### ACTIVITY
Given the entries below, please return each one exactly.

%%

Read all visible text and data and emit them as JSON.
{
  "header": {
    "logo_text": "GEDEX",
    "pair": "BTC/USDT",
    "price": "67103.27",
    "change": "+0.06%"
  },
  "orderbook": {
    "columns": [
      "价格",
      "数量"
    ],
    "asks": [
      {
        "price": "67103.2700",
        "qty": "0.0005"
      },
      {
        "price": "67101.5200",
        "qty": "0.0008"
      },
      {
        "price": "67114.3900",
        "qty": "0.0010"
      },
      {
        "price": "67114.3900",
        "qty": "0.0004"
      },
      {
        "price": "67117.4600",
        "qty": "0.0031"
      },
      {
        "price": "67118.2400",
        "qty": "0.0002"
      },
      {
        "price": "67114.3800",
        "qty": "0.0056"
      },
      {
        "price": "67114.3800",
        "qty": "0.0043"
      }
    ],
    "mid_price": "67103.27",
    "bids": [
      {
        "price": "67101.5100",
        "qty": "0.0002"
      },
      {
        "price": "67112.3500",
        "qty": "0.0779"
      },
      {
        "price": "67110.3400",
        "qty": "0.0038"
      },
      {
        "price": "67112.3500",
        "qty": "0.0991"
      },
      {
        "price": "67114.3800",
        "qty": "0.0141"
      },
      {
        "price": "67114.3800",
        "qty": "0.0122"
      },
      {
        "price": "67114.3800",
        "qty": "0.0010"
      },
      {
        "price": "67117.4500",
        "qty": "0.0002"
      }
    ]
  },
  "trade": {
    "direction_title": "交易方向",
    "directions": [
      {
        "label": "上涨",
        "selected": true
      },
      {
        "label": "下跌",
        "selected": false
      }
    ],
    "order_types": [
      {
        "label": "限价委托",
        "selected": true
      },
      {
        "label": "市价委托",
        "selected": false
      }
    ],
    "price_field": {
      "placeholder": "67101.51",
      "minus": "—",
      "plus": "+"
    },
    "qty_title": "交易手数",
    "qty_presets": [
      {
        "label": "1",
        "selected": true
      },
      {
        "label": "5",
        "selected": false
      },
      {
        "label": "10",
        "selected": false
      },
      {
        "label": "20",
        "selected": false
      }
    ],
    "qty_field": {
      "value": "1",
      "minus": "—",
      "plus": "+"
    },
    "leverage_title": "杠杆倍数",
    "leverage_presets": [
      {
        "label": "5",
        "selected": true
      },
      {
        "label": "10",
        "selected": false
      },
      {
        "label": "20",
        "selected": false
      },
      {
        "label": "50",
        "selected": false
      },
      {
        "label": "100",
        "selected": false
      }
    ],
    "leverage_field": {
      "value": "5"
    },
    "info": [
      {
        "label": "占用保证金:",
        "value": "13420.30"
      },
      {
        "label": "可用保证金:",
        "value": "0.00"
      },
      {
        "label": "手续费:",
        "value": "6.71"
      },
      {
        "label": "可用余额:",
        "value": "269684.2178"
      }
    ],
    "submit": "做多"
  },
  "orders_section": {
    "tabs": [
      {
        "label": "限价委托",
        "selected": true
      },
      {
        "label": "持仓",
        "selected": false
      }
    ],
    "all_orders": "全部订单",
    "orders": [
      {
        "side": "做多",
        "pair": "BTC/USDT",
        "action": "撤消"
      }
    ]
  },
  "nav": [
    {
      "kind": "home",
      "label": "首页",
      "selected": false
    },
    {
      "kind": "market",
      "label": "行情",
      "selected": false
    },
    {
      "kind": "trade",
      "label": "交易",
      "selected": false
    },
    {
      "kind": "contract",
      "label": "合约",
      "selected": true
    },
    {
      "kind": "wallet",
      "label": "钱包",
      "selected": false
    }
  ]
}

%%

### OUTPUT FOR THIS TASK
Read all visible text and data and emit them as JSON.
{
  "header": {
    "logo_text": "GEDEX",
    "pair": "BTC/USDT",
    "price": "67103.27",
    "change": "+0.06%"
  },
  "orderbook": {
    "columns": [
      "价格",
      "数量"
    ],
    "asks": [
      {
        "price": "67103.2700",
        "qty": "0.0005"
      },
      {
        "price": "67101.5200",
        "qty": "0.0008"
      },
      {
        "price": "67114.3900",
        "qty": "0.0010"
      },
      {
        "price": "67114.3900",
        "qty": "0.0004"
      },
      {
        "price": "67117.4600",
        "qty": "0.0031"
      },
      {
        "price": "67118.2400",
        "qty": "0.0002"
      },
      {
        "price": "67114.3800",
        "qty": "0.0056"
      },
      {
        "price": "67114.3800",
        "qty": "0.0043"
      }
    ],
    "mid_price": "67103.27",
    "bids": [
      {
        "price": "67101.5100",
        "qty": "0.0002"
      },
      {
        "price": "67112.3500",
        "qty": "0.0779"
      },
      {
        "price": "67110.3400",
        "qty": "0.0038"
      },
      {
        "price": "67112.3500",
        "qty": "0.0991"
      },
      {
        "price": "67114.3800",
        "qty": "0.0141"
      },
      {
        "price": "67114.3800",
        "qty": "0.0122"
      },
      {
        "price": "67114.3800",
        "qty": "0.0010"
      },
      {
        "price": "67117.4500",
        "qty": "0.0002"
      }
    ]
  },
  "trade": {
    "direction_title": "交易方向",
    "directions": [
      {
        "label": "上涨",
        "selected": true
      },
      {
        "label": "下跌",
        "selected": false
      }
    ],
    "order_types": [
      {
        "label": "限价委托",
        "selected": true
      },
      {
        "label": "市价委托",
        "selected": false
      }
    ],
    "price_field": {
      "placeholder": "67101.51",
      "minus": "—",
      "plus": "+"
    },
    "qty_title": "交易手数",
    "qty_presets": [
      {
        "label": "1",
        "selected": true
      },
      {
        "label": "5",
        "selected": false
      },
      {
        "label": "10",
        "selected": false
      },
      {
        "label": "20",
        "selected": false
      }
    ],
    "qty_field": {
      "value": "1",
      "minus": "—",
      "plus": "+"
    },
    "leverage_title": "杠杆倍数",
    "leverage_presets": [
      {
        "label": "5",
        "selected": true
      },
      {
        "label": "10",
        "selected": false
      },
      {
        "label": "20",
        "selected": false
      },
      {
        "label": "50",
        "selected": false
      },
      {
        "label": "100",
        "selected": false
      }
    ],
    "leverage_field": {
      "value": "5"
    },
    "info": [
      {
        "label": "占用保证金:",
        "value": "13420.30"
      },
      {
        "label": "可用保证金:",
        "value": "0.00"
      },
      {
        "label": "手续费:",
        "value": "6.71"
      },
      {
        "label": "可用余额:",
        "value": "269684.2178"
      }
    ],
    "submit": "做多"
  },
  "orders_section": {
    "tabs": [
      {
        "label": "限价委托",
        "selected": true
      },
      {
        "label": "持仓",
        "selected": false
      }
    ],
    "all_orders": "全部订单",
    "orders": [
      {
        "side": "做多",
        "pair": "BTC/USDT",
        "action": "撤消"
      }
    ]
  },
  "nav": [
    {
      "kind": "home",
      "label": "首页",
      "selected": false
    },
    {
      "kind": "market",
      "label": "行情",
      "selected": false
    },
    {
      "kind": "trade",
      "label": "交易",
      "selected": false
    },
    {
      "kind": "contract",
      "label": "合约",
      "selected": true
    },
    {
      "kind": "wallet",
      "label": "钱包",
      "selected": false
    }
  ]
}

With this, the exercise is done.